- Lai, W.; Huang, L.; Ho, P.; Montefiori, D.; Chen, C.H. The role of dynamin in HIV type 1 Env-mediated cell-cell fusion. AIDS Res. Hum. Retroviruses 2011, 27, 1013–1017, doi:10.1089/aid.2010.0259.
- Richard, J.P.; Leikina, E.; Langen, R.; Henne, W.M.; Popova, M.; Balla, T.; McMahon, H.T.; Kozlov, M.M.; Chernomordik, L.V. Intracellular curvature-generating proteins in cell-to-cell fusion. Biochem. J. 2011, 440, 185–193, doi:10.1042/BJ20111243.
- Ishikawa, H.; Meng, F.; Kondo, N.; Iwamoto, A.; Matsuda, Z. Generation of a dual-functional split-reporter protein for monitoring membrane fusion using self-associating split GFP. Protein Eng. Des. Sel. 2012, 25, 813–820, doi:10.1093/protein/gzs051.
- Kondo, N.; Miyauchi, K.; Meng, F.; Iwamoto, A.; Matsuda, Z. Conformational changes of the HIV-1 envelope protein during membrane fusion are inhibited by the replacement of its membrane-spanning domain. J. Biol. Chem. 2010, 285, 14681–14688, doi:10.1074/jbc.M109.067090.
- Weiss, C.D.; Barnett, S.W.; Cacalano, N.; Killeen, N.; Littman, D.R.; White, J.M. Studies of HIV-1 envelope glycoprotein-mediated fusion using a simple fluorescence assay. AIDS 1996, 10, 241–246, doi:10.1097/00002030-199603000-00001.
- Muñoz-Barroso, I.; Salzwedel, K.; Hunter, E.; Blumenthal, R. Role of the membrane-proximal domain in the initial stages of human immunodeficiency virus type 1 envelope glycoprotein-mediated membrane fusion. J. Virol. 1999, 73, 6089–6092.

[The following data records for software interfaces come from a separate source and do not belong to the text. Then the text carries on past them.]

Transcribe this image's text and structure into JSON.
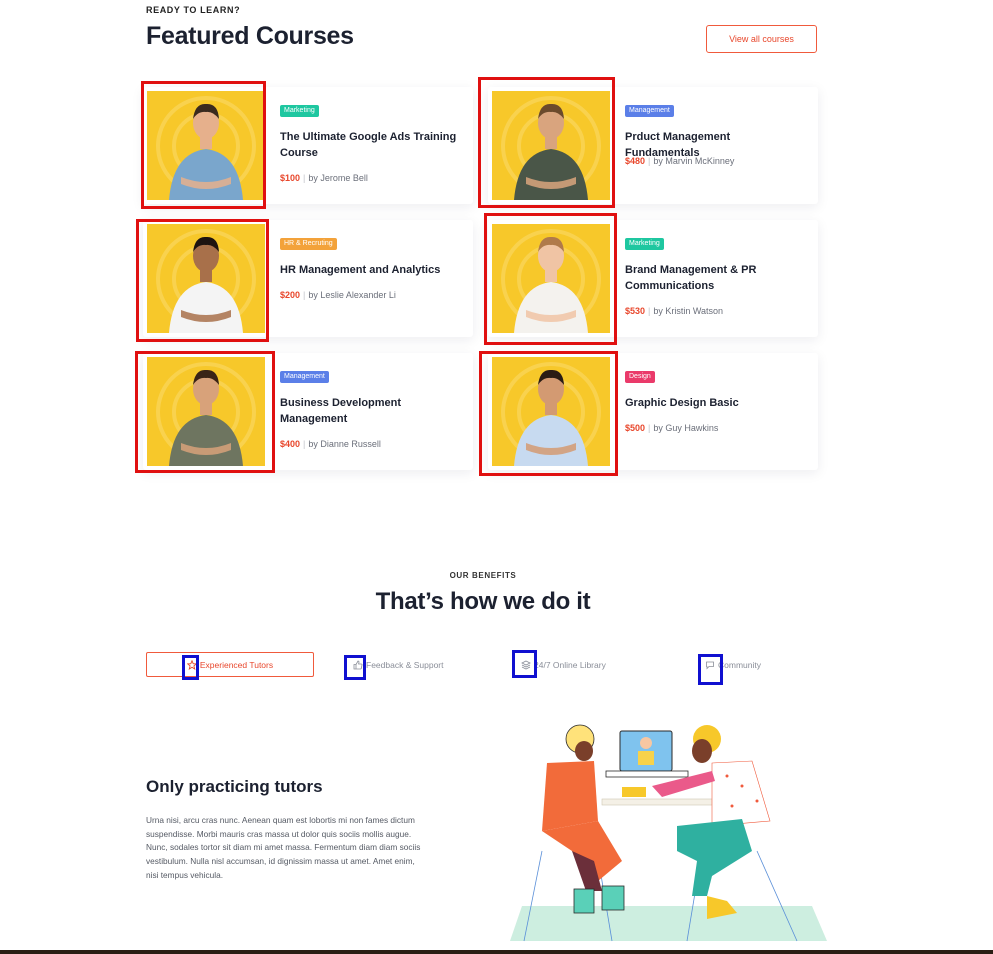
{
  "featured": {
    "eyebrow": "READY TO LEARN?",
    "title": "Featured Courses",
    "view_all_label": "View all courses"
  },
  "courses": [
    {
      "tag": "Marketing",
      "tag_color": "#1ec7a0",
      "title": "The Ultimate Google Ads Training Course",
      "price": "$100",
      "author": "by Jerome Bell",
      "shirt": "#7aa6cc",
      "skin": "#e6b08c",
      "hair": "#3a2a1e"
    },
    {
      "tag": "Management",
      "tag_color": "#5b7fe8",
      "title": "Prduct Management Fundamentals",
      "price": "$480",
      "author": "by Marvin McKinney",
      "shirt": "#4a5648",
      "skin": "#d9a47e",
      "hair": "#6b4a2c"
    },
    {
      "tag": "HR & Recruting",
      "tag_color": "#f3a23a",
      "title": "HR  Management and Analytics",
      "price": "$200",
      "author": "by Leslie Alexander Li",
      "shirt": "#f4f4f4",
      "skin": "#a8704a",
      "hair": "#1e1410"
    },
    {
      "tag": "Marketing",
      "tag_color": "#1ec7a0",
      "title": "Brand Management & PR Communications",
      "price": "$530",
      "author": "by Kristin Watson",
      "shirt": "#f4f2ee",
      "skin": "#f0c4a4",
      "hair": "#b07a4a"
    },
    {
      "tag": "Management",
      "tag_color": "#5b7fe8",
      "title": "Business Development Management",
      "price": "$400",
      "author": "by Dianne Russell",
      "shirt": "#6e7560",
      "skin": "#d8a27a",
      "hair": "#3a2416"
    },
    {
      "tag": "Design",
      "tag_color": "#ea3a6a",
      "title": "Graphic Design Basic",
      "price": "$500",
      "author": "by Guy Hawkins",
      "shirt": "#c7daf0",
      "skin": "#d39a72",
      "hair": "#2a1c14"
    }
  ],
  "benefits": {
    "eyebrow": "OUR BENEFITS",
    "title": "That’s how we do it",
    "tabs": [
      {
        "label": "Experienced Tutors",
        "icon": "star-icon",
        "active": true
      },
      {
        "label": "Feedback & Support",
        "icon": "thumbs-up-icon",
        "active": false
      },
      {
        "label": "24/7 Online Library",
        "icon": "layers-icon",
        "active": false
      },
      {
        "label": "Community",
        "icon": "chat-icon",
        "active": false
      }
    ],
    "panel": {
      "heading": "Only practicing tutors",
      "body": "Urna nisi, arcu cras nunc. Aenean quam est lobortis mi non fames dictum suspendisse. Morbi mauris cras massa ut dolor quis sociis mollis augue. Nunc, sodales tortor sit diam mi amet massa. Fermentum diam diam sociis vestibulum. Nulla nisl accumsan, id dignissim massa ut amet. Amet enim, nisi tempus vehicula."
    }
  },
  "colors": {
    "accent": "#e8472c",
    "thumb_bg": "#f7c82a",
    "highlight_red": "#e01010",
    "highlight_blue": "#1010d0"
  }
}
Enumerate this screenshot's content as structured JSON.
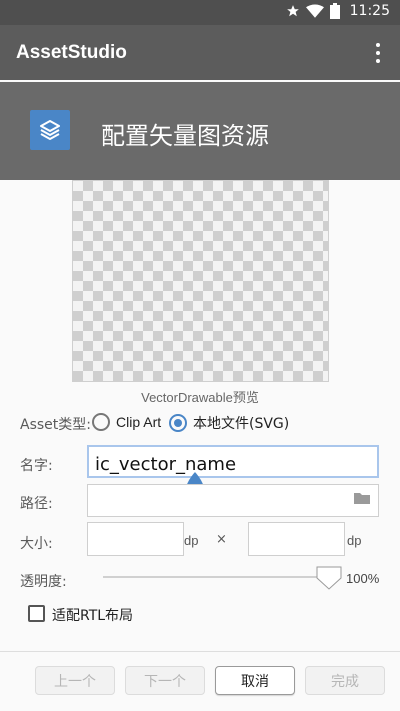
{
  "statusbar": {
    "time": "11:25",
    "icons": [
      "star-icon",
      "wifi-icon",
      "battery-icon"
    ]
  },
  "appbar": {
    "title": "AssetStudio",
    "menu_icon": "overflow-menu-icon"
  },
  "header": {
    "title": "配置矢量图资源",
    "icon": "layers-icon"
  },
  "preview": {
    "caption": "VectorDrawable预览"
  },
  "asset_type": {
    "label": "Asset类型:",
    "options": [
      {
        "label": "Clip Art",
        "selected": false
      },
      {
        "label": "本地文件(SVG)",
        "selected": true
      }
    ]
  },
  "name": {
    "label": "名字:",
    "value": "ic_vector_name"
  },
  "path": {
    "label": "路径:",
    "value": ""
  },
  "size": {
    "label": "大小:",
    "width": "",
    "height": "",
    "unit_1": "dp",
    "separator": "×",
    "unit_2": "dp"
  },
  "opacity": {
    "label": "透明度:",
    "value_percent": 100,
    "text": "100%"
  },
  "rtl": {
    "label": "适配RTL布局",
    "checked": false
  },
  "buttons": {
    "prev": "上一个",
    "next": "下一个",
    "cancel": "取消",
    "finish": "完成"
  },
  "colors": {
    "accent": "#4a86c7",
    "appbar": "#5c5c5c",
    "header": "#6a6a6a",
    "statusbar": "#4f4f4f"
  }
}
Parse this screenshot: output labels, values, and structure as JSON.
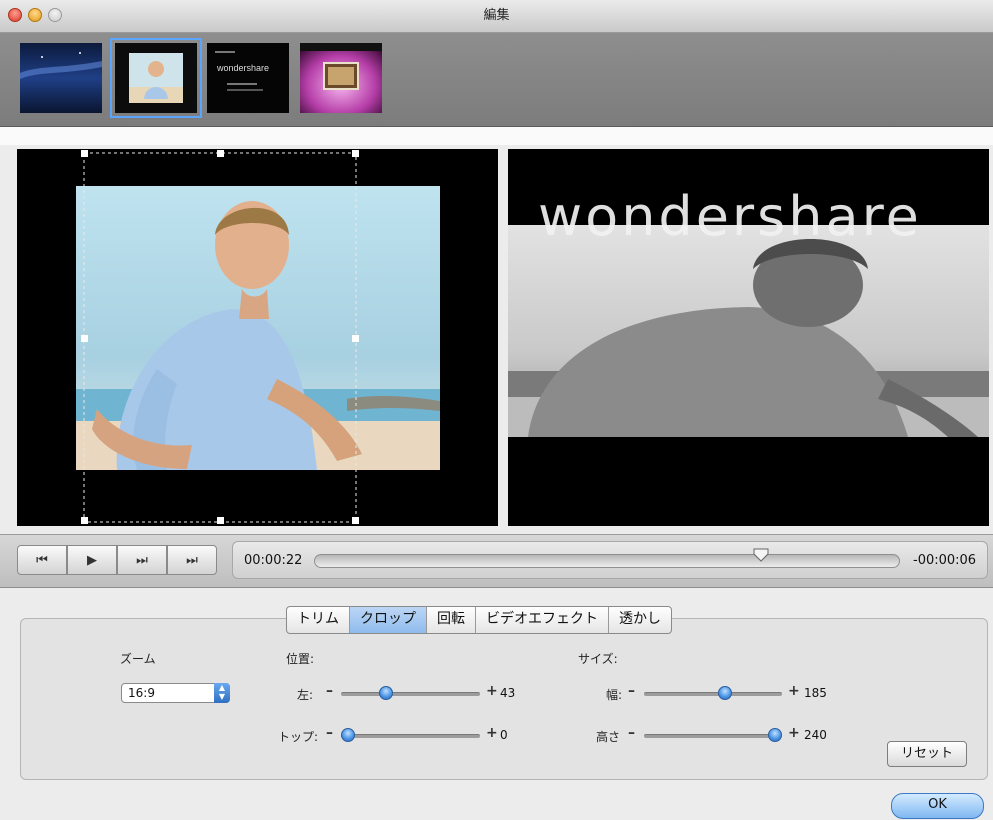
{
  "window": {
    "title": "編集"
  },
  "thumbnails": [
    {
      "name": "night-scene"
    },
    {
      "name": "boy-photo",
      "selected": true
    },
    {
      "name": "wondershare-title",
      "brand": "wondershare"
    },
    {
      "name": "pink-desktop"
    }
  ],
  "preview": {
    "watermark_text": "wondershare"
  },
  "transport": {
    "current_time": "00:00:22",
    "remaining_time": "-00:00:06",
    "playhead_fraction": 0.77
  },
  "tabs": [
    "トリム",
    "クロップ",
    "回転",
    "ビデオエフェクト",
    "透かし"
  ],
  "active_tab": "クロップ",
  "zoom": {
    "label": "ズーム",
    "value": "16:9"
  },
  "position": {
    "label": "位置:",
    "left": {
      "label": "左:",
      "value": "43",
      "fraction": 0.3
    },
    "top": {
      "label": "トップ:",
      "value": "0",
      "fraction": 0.0
    }
  },
  "size": {
    "label": "サイズ:",
    "width": {
      "label": "幅:",
      "value": "185",
      "fraction": 0.6
    },
    "height": {
      "label": "高さ",
      "value": "240",
      "fraction": 1.0
    }
  },
  "symbols": {
    "minus": "–",
    "plus": "+"
  },
  "buttons": {
    "reset": "リセット",
    "ok": "OK"
  }
}
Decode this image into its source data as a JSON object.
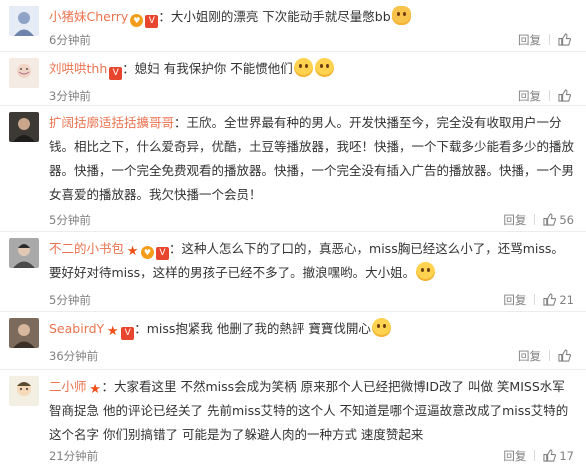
{
  "actions": {
    "reply": "回复"
  },
  "comments": [
    {
      "user": "小猪妹Cherry",
      "badges": [
        "orange",
        "red"
      ],
      "text": "大小姐刚的漂亮 下次能动手就尽量憋bb",
      "emoji_after": "cat",
      "time": "6分钟前",
      "likes": ""
    },
    {
      "user": "刘哄哄thh",
      "badges": [
        "red"
      ],
      "text": "媳妇 有我保护你 不能惯他们",
      "emoji_after": "smile2",
      "time": "3分钟前",
      "likes": ""
    },
    {
      "user": "扩阔括廓适括括擴哥哥",
      "badges": [],
      "text": "王欣。全世界最有种的男人。开发快播至今，完全没有收取用户一分钱。相比之下，什么爱奇异，优酷，土豆等播放器，我呸！快播，一个下载多少能看多少的播放器。快播，一个完全免费观看的播放器。快播，一个完全没有插入广告的播放器。快播，一个男女喜爱的播放器。我欠快播一个会员！",
      "emoji_after": "",
      "time": "5分钟前",
      "likes": "56"
    },
    {
      "user": "不二的小书包",
      "badges": [
        "star",
        "orange",
        "red"
      ],
      "text": "这种人怎么下的了口的，真恶心，miss胸已经这么小了，还骂miss。要好好对待miss，这样的男孩子已经不多了。撤浪嘿哟。大小姐。",
      "emoji_after": "smile",
      "time": "5分钟前",
      "likes": "21"
    },
    {
      "user": "SeabirdY",
      "badges": [
        "star",
        "red"
      ],
      "text": "miss抱紧我 他删了我的熱評 寶寶伐開心",
      "emoji_after": "cry",
      "time": "36分钟前",
      "likes": ""
    },
    {
      "user": "二小师",
      "badges": [
        "star"
      ],
      "text": "大家看这里 不然miss会成为笑柄 原来那个人已经把微博ID改了 叫做 笑MISS水军智商捉急 他的评论已经关了 先前miss艾特的这个人 不知道是哪个逗逼故意改成了miss艾特的这个名字 你们别搞错了 可能是为了躲避人肉的一种方式 速度赞起来",
      "emoji_after": "",
      "time": "21分钟前",
      "likes": "17"
    }
  ]
}
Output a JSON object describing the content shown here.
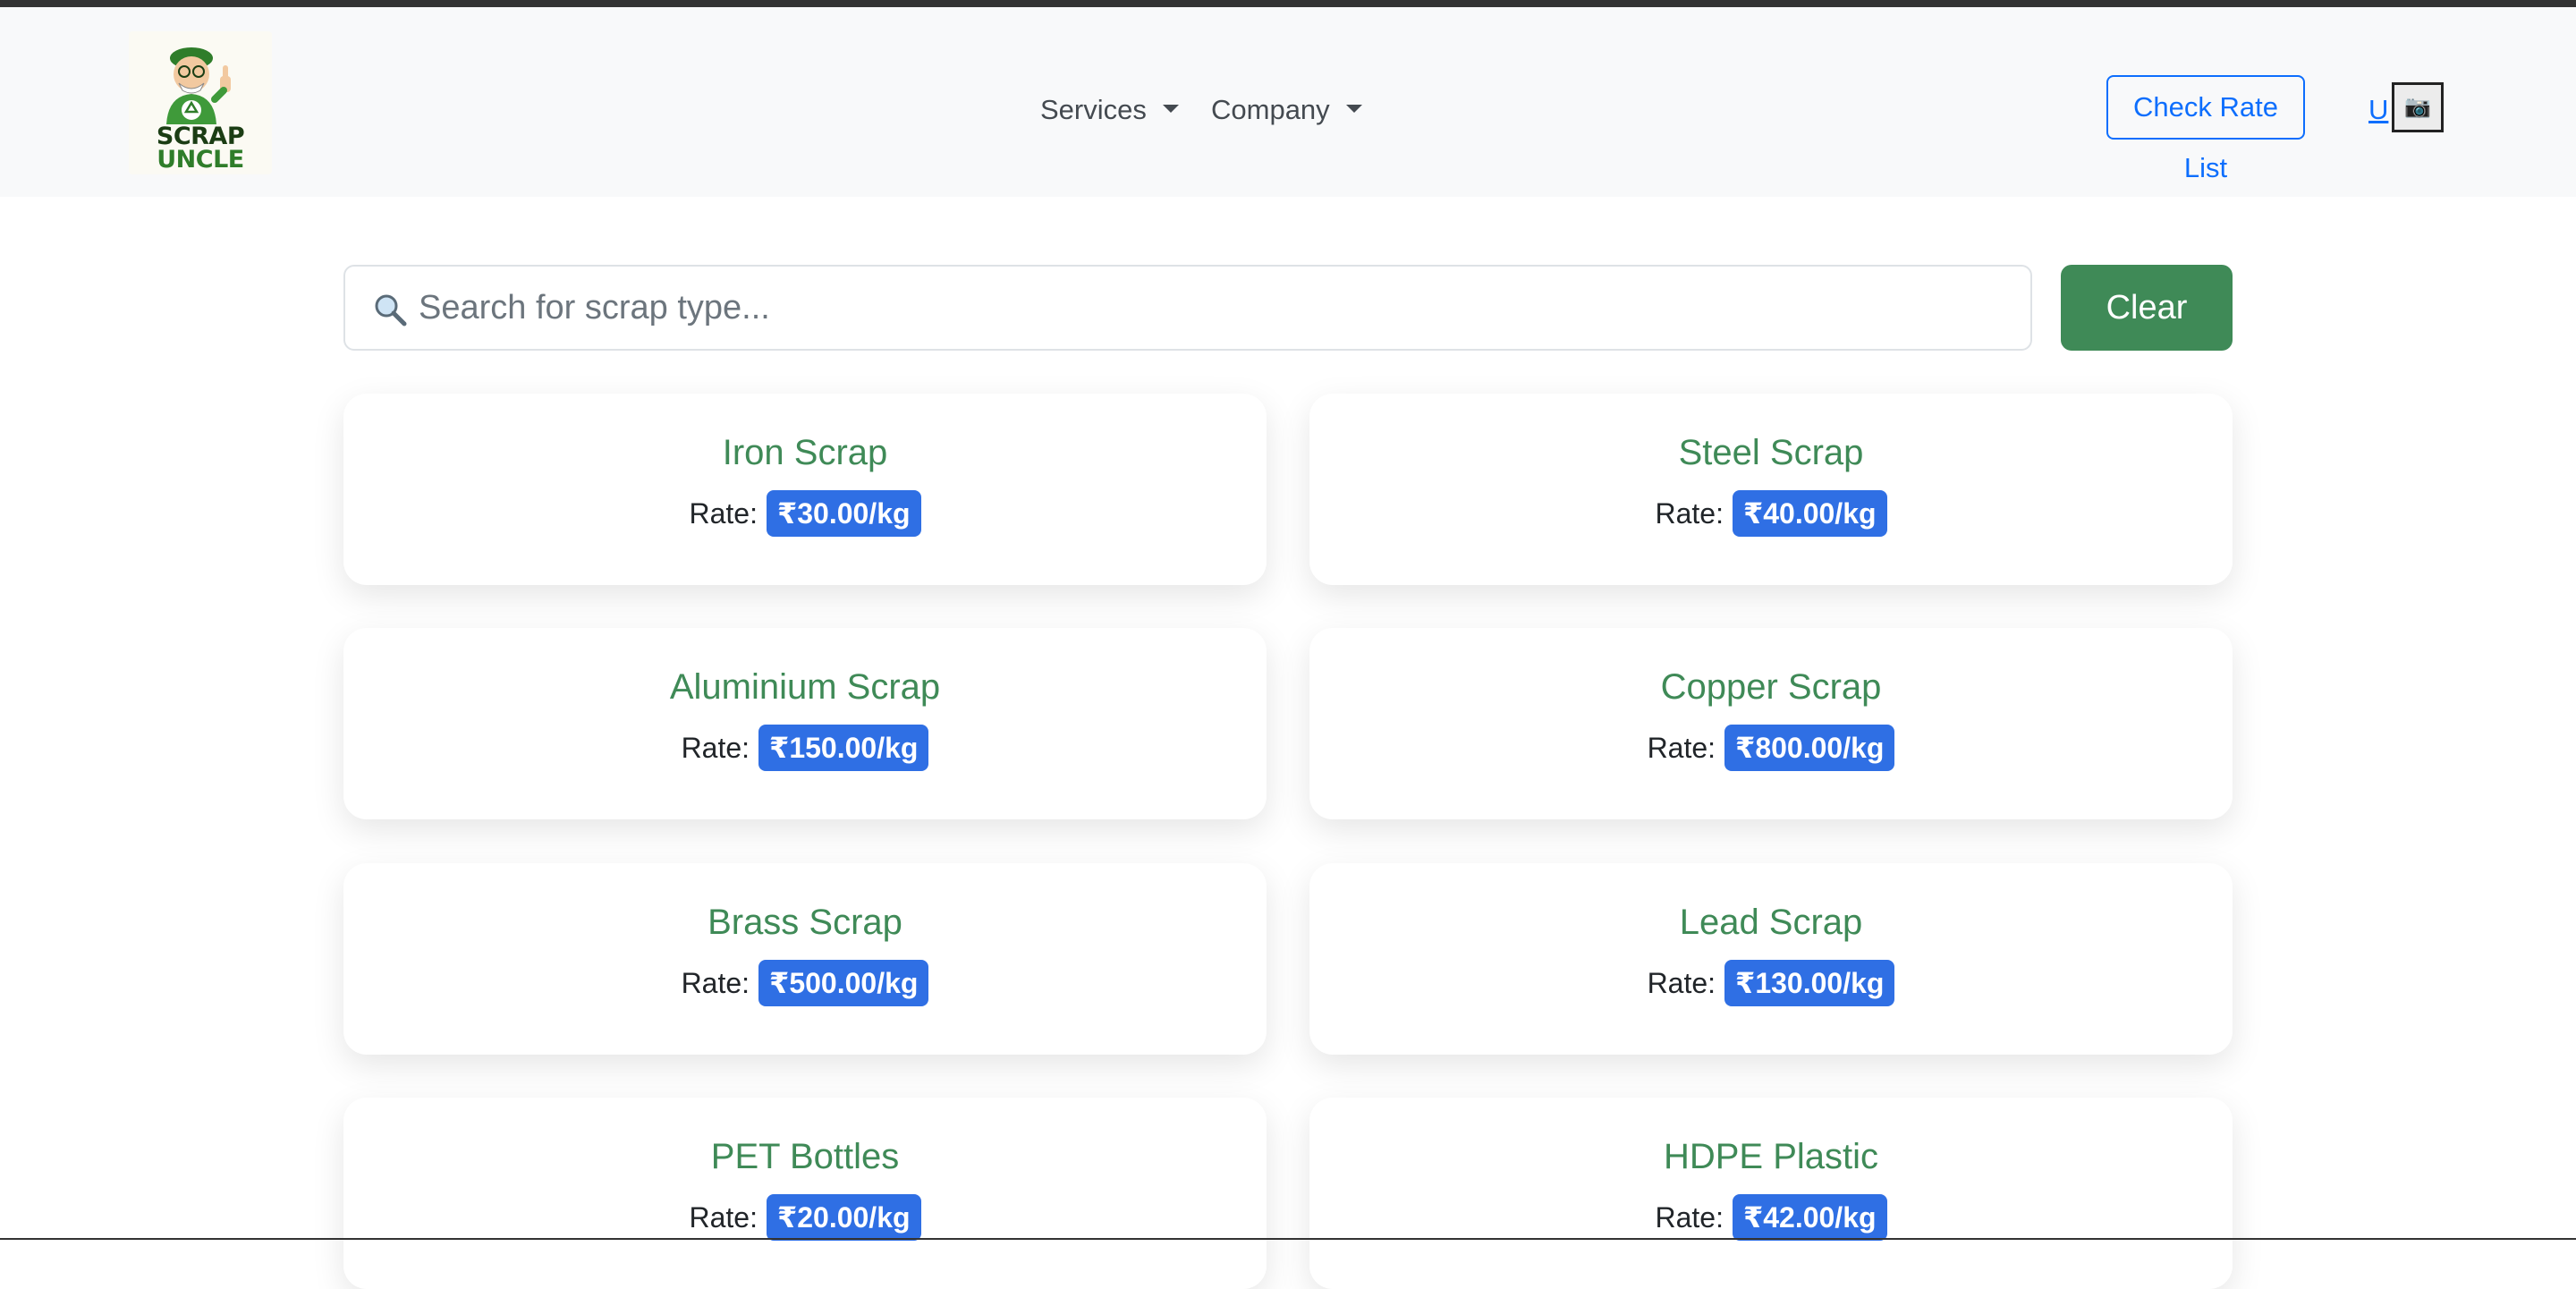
{
  "header": {
    "logo_line1": "SCRAP",
    "logo_line2": "UNCLE",
    "nav": [
      {
        "label": "Services"
      },
      {
        "label": "Company"
      }
    ],
    "check_rate_label": "Check Rate List",
    "user_link": "U",
    "user_photo_icon": "📷"
  },
  "search": {
    "placeholder": "Search for scrap type...",
    "value": "",
    "clear_label": "Clear"
  },
  "rate_label": "Rate:",
  "items": [
    {
      "name": "Iron Scrap",
      "rate": "₹30.00/kg"
    },
    {
      "name": "Steel Scrap",
      "rate": "₹40.00/kg"
    },
    {
      "name": "Aluminium Scrap",
      "rate": "₹150.00/kg"
    },
    {
      "name": "Copper Scrap",
      "rate": "₹800.00/kg"
    },
    {
      "name": "Brass Scrap",
      "rate": "₹500.00/kg"
    },
    {
      "name": "Lead Scrap",
      "rate": "₹130.00/kg"
    },
    {
      "name": "PET Bottles",
      "rate": "₹20.00/kg"
    },
    {
      "name": "HDPE Plastic",
      "rate": "₹42.00/kg"
    }
  ],
  "colors": {
    "brand_green": "#3f8a57",
    "badge_blue": "#2f6fe4",
    "link_blue": "#0d6efd",
    "navbar_bg": "#f8f9fa"
  }
}
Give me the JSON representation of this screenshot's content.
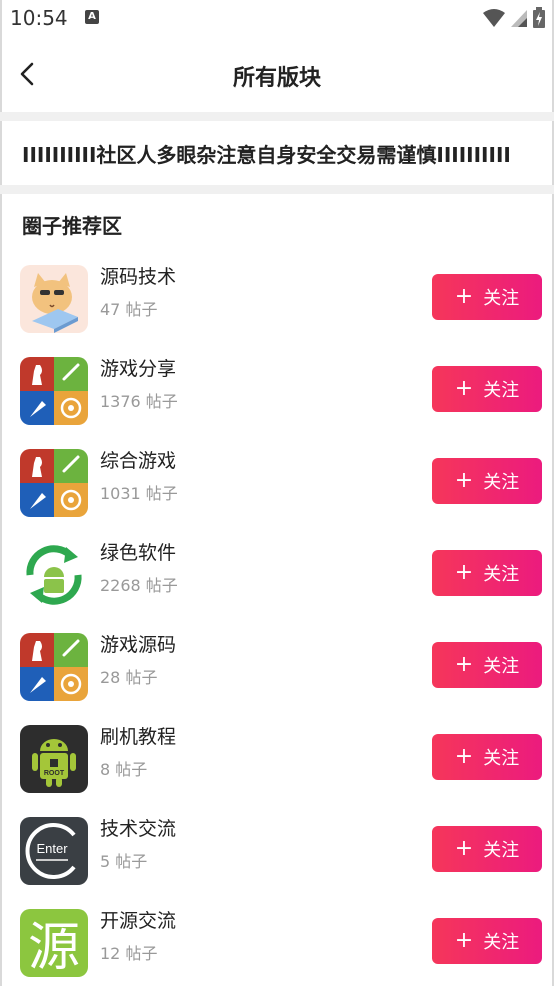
{
  "status_bar": {
    "time": "10:54",
    "notification_icon": "a-icon",
    "icons": [
      "wifi-icon",
      "signal-icon",
      "battery-icon"
    ]
  },
  "header": {
    "back_icon": "back-arrow-icon",
    "title": "所有版块"
  },
  "notice": {
    "text": "IIIIIIIIII社区人多眼杂注意自身安全交易需谨慎IIIIIIIIII"
  },
  "section": {
    "title": "圈子推荐区",
    "follow_label": "关注",
    "follow_icon": "plus-icon",
    "items": [
      {
        "name": "源码技术",
        "count": "47 帖子",
        "icon": "cat-laptop-icon"
      },
      {
        "name": "游戏分享",
        "count": "1376 帖子",
        "icon": "game-center-icon"
      },
      {
        "name": "综合游戏",
        "count": "1031 帖子",
        "icon": "game-center-icon"
      },
      {
        "name": "绿色软件",
        "count": "2268 帖子",
        "icon": "android-recycle-icon"
      },
      {
        "name": "游戏源码",
        "count": "28 帖子",
        "icon": "game-center-icon"
      },
      {
        "name": "刷机教程",
        "count": "8 帖子",
        "icon": "android-root-icon"
      },
      {
        "name": "技术交流",
        "count": "5 帖子",
        "icon": "enter-icon"
      },
      {
        "name": "开源交流",
        "count": "12 帖子",
        "icon": "yuan-character-icon"
      }
    ]
  },
  "colors": {
    "button_gradient_start": "#f5365a",
    "button_gradient_end": "#ec1b7e",
    "muted_text": "#999999",
    "separator": "#f0f0f0"
  }
}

- Roy, N.H.; Lambelé, M.; Chan, J.; Symeonides, M.; Thali, M. Ezrin is a component of the HIV-1 virological presynapse and contributes to the inhibition of cell-cell fusion. The University of Vermont, Burlington, VT, USA, Unpublished data. 2014.
- Kol, N.; Shi, Y.; Tsvitov, M.; Barlam, D.; Shneck, R.Z.; Kay, M.S.; Rousso, I. A stiffness switch in human immunodeficiency virus. Biophys. J. 2007, 92, 1777–1783, doi:10.1529/biophysj.106.093914.
- Pang, H.B.; Hevroni, L.; Kol, N.; Eckert, D.M.; Tsvitov, M.; Kay, M.S.; Rousso, I. Virion stiffness regulates immature HIV-1 entry. Retrovirology 2013, 10, doi:10.1186/1742-4690-10-4.
- Blanco, J.; Barretina, J.; Ferri, K.F.; Jacotot, E.; Gutierrez, A.; Armand-Ugon, M.; Cabrera, C.; Kroemer, G.; Clotet, B.; Este, J.A. Cell-surface-expressed HIV-1 envelope induces the death of CD4 T cells during GP41-mediated hemifusion-like events. Virology 2003, 305, 318–329, doi:10.1006/viro.2002.1764.
- Garg, H.; Blumenthal, R. Role of HIV Gp41 mediated fusion/hemifusion in bystander apoptosis. Cell. Mol. Life Sci. 2008, 65, 3134–3144, doi:10.1007/s00018-008-8147-6.
- Garg, H.; Mohl, J.; Joshi, A. HIV-1 induced bystander apoptosis. Viruses 2012, 4, 3020–3043, doi:10.3390/v4113020.
- FlowJo, v.X.0.6, TreeStar Software, Inc. Ashland, OR, USA, 2014.
© 2014 by the authors; licensee MDPI, Basel, Switzerland. This article is an open access article distributed under the terms and conditions of the Creative Commons Attribution license (http://creativecommons.org/licenses/by/3.0/).